This isn't so much a separate answer as a clarification to the correct answer provided by bib and to answer the comments about contracting a non-contagious disease. I don't have the reputation yet to comment, so I'm putting it in an answer.
Many chronic conditions which should not strictly speaking be called a disease are, in fact, called diseases. For example, heart disease is not something contracted from another carrier like a virus or bacteria, but is instead caused by the combination of factors of genetic predisposition, lifestyle, age, and chance. Yet, one can contract heart disease. One cannot, however, catch heart disease.
If you look in the earlier definition of contract you will see that it has two possible definitions: to catch or to develop.

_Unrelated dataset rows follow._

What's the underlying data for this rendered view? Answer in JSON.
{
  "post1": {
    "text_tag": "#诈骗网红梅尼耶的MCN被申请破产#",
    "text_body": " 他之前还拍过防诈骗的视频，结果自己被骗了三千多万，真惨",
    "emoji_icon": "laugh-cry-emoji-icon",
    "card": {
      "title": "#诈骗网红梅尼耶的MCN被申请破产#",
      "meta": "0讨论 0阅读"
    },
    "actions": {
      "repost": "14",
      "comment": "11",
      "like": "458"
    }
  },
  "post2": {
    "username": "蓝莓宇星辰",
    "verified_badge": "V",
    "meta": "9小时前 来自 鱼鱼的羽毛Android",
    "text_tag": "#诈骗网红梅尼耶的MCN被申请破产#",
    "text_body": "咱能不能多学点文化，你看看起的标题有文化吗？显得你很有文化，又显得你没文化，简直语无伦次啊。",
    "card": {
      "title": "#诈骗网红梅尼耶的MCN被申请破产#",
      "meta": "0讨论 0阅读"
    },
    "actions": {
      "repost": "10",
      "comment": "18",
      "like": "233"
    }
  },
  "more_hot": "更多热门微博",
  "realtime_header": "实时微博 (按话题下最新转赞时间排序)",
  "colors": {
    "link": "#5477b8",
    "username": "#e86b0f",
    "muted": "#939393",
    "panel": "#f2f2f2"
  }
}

Also, I think this problem is arising from a shift in the meaning of the word disease. Two decades ago you might have seen heart condition rather than heart disease, but for many of us there is still an implied requirement that a disease be caused by something external, while a condition is caused by something genetic or by lifestyle choice. Forgive me if this observation is too much of a tangent.